I really believe in this idea of stewardship. The first thing you do as governor is steer the ship for eight years. You don’t know exactly where the storms are coming from. A lot of them were financial in my particular case. We had some significant financial issues in my first year, and we got through them smoothly. Obviously, TennCare was a huge threat and just a total mess for two years, but we got through that. … The last couple of years have obviously been tough. But we’ve guided through it. Like anybody, there are a few things you’d like to do with your time as governor which are beyond steering the ship but positioning it for the future. … [Education reform, land conservation and economic development] well, those are the things that are signature pieces that I tried to put a little bit of personal equity into and make happen.
My biggest disappointment in terms of accomplishing anything is that, when I came in, obviously TennCare was a significant issue in the campaign because it had already started crashing. I really wanted to take that and sort of turn it into a broader health care system. … I sort of saw it as a vehicle and an opportunity to do a Tennessee commonsense version of a Massachusetts plan or something like that. It wasn’t going to happen. … My biggest mistake was thinking that with kindness and sweet reason I could work with the advocacy groups and we’d all work out a program together. I
was just naïve. They just weren’t going to do that. … In the end, I wasted a year and a lot of the public’s money, and we ended up making some worse choices in terms of taking people off the rolls and cutting benefits more than I originally wanted to and so on. That is a huge unfulfilled hope that I have had about the office.
You seem to blame TennCare’s failure on others. What’s your own biggest mistake?

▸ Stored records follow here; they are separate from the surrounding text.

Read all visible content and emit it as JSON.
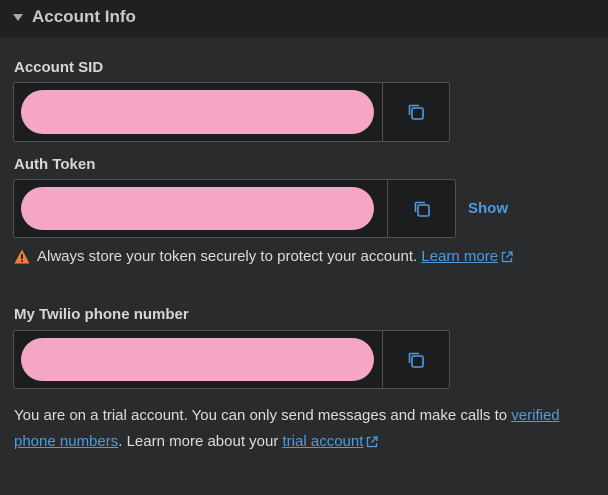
{
  "section": {
    "title": "Account Info"
  },
  "account_sid": {
    "label": "Account SID"
  },
  "auth_token": {
    "label": "Auth Token",
    "show_label": "Show",
    "warning_text": "Always store your token securely to protect your account.",
    "learn_more_label": "Learn more"
  },
  "phone_number": {
    "label": "My Twilio phone number"
  },
  "trial_notice": {
    "text_before": "You are on a trial account. You can only send messages and make calls to",
    "verified_link": "verified phone numbers",
    "text_middle": ". Learn more about your",
    "trial_link": "trial account"
  },
  "colors": {
    "accent": "#4e9be0",
    "mask": "#f5a6c4",
    "warning": "#f07f3c"
  },
  "icons": [
    "caret-down-icon",
    "copy-icon",
    "warning-icon",
    "external-link-icon"
  ]
}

The early stages of TennCare, I would say I misjudged all that stuff. I’m just saying the choices I made early on about the approach to take and who to trust and who not to trust and all that, they were mistakes, and they were my mistakes, OK? I’m not trying to push that off on anything else. … You all have your take on what you think were the mistakes of the administration. I don’t think it’s fair to ask me to sort of lay them all out for you. There’s obviously been ups and downs, but a lot of that stuff is in the normal course of business.

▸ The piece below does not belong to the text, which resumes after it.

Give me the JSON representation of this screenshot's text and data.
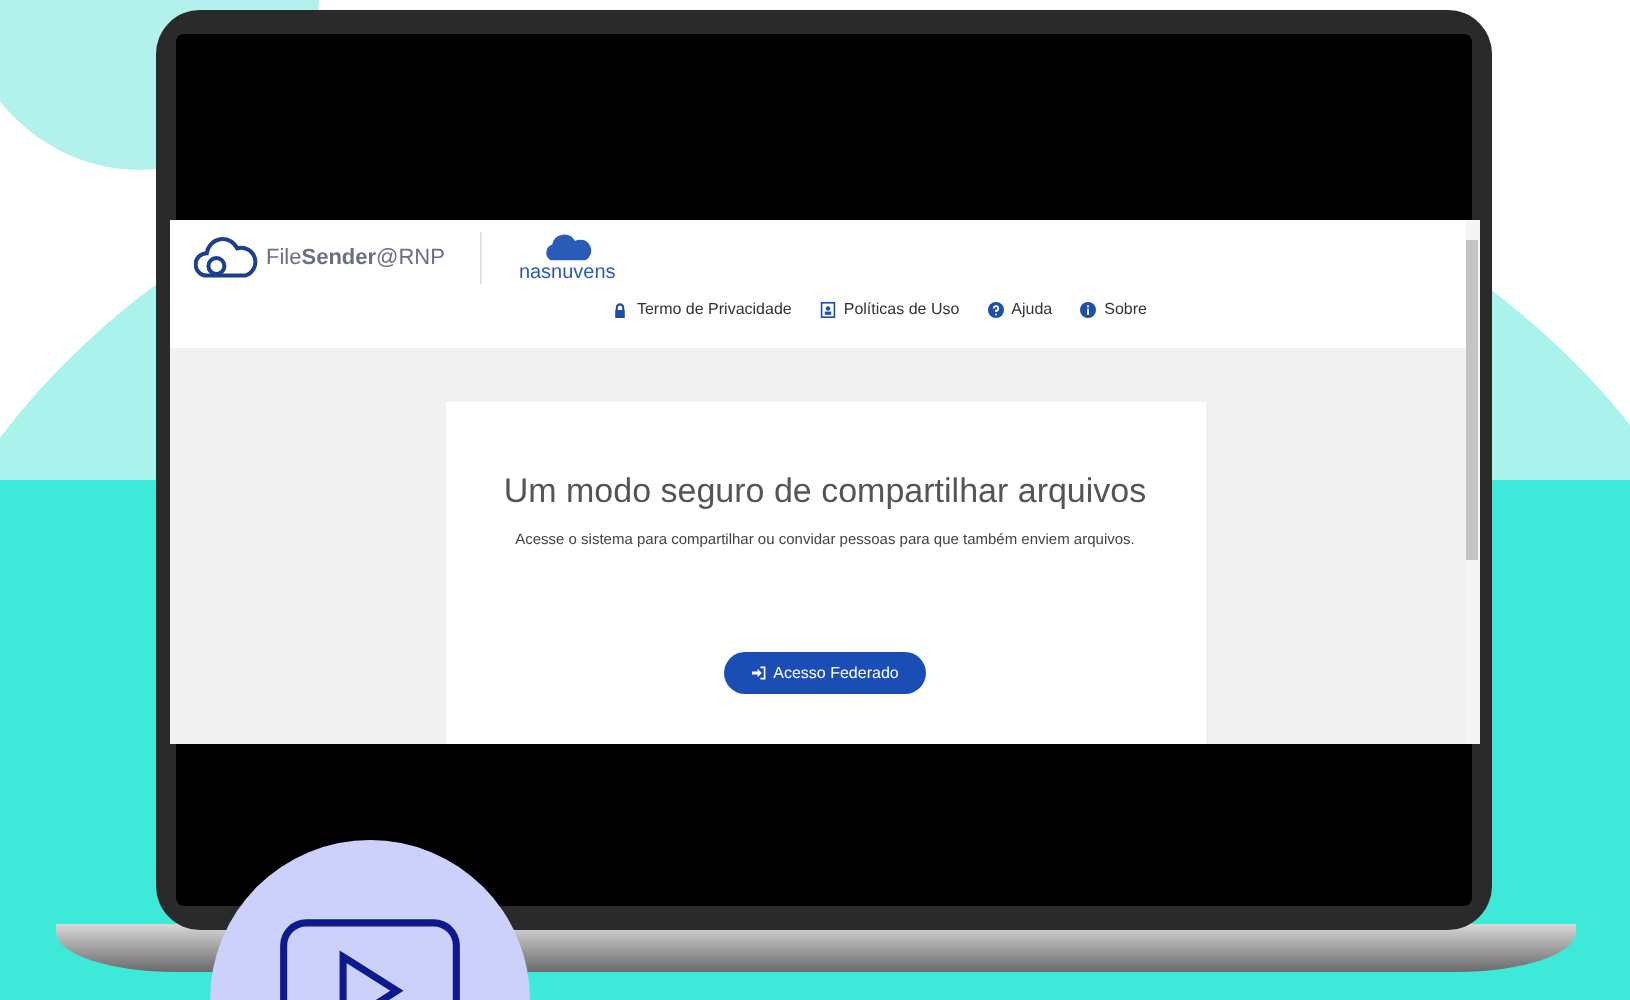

What’s next for you?
I plan to wait until January to see what the world looks like and decide what to do. I’m not going to retire. I’m not going to be a dilettante. I’ve already turned down umpteen board offers. I’m going to find something constructive to do. I feel I’ve got one more good career in me. We’ll see where that is.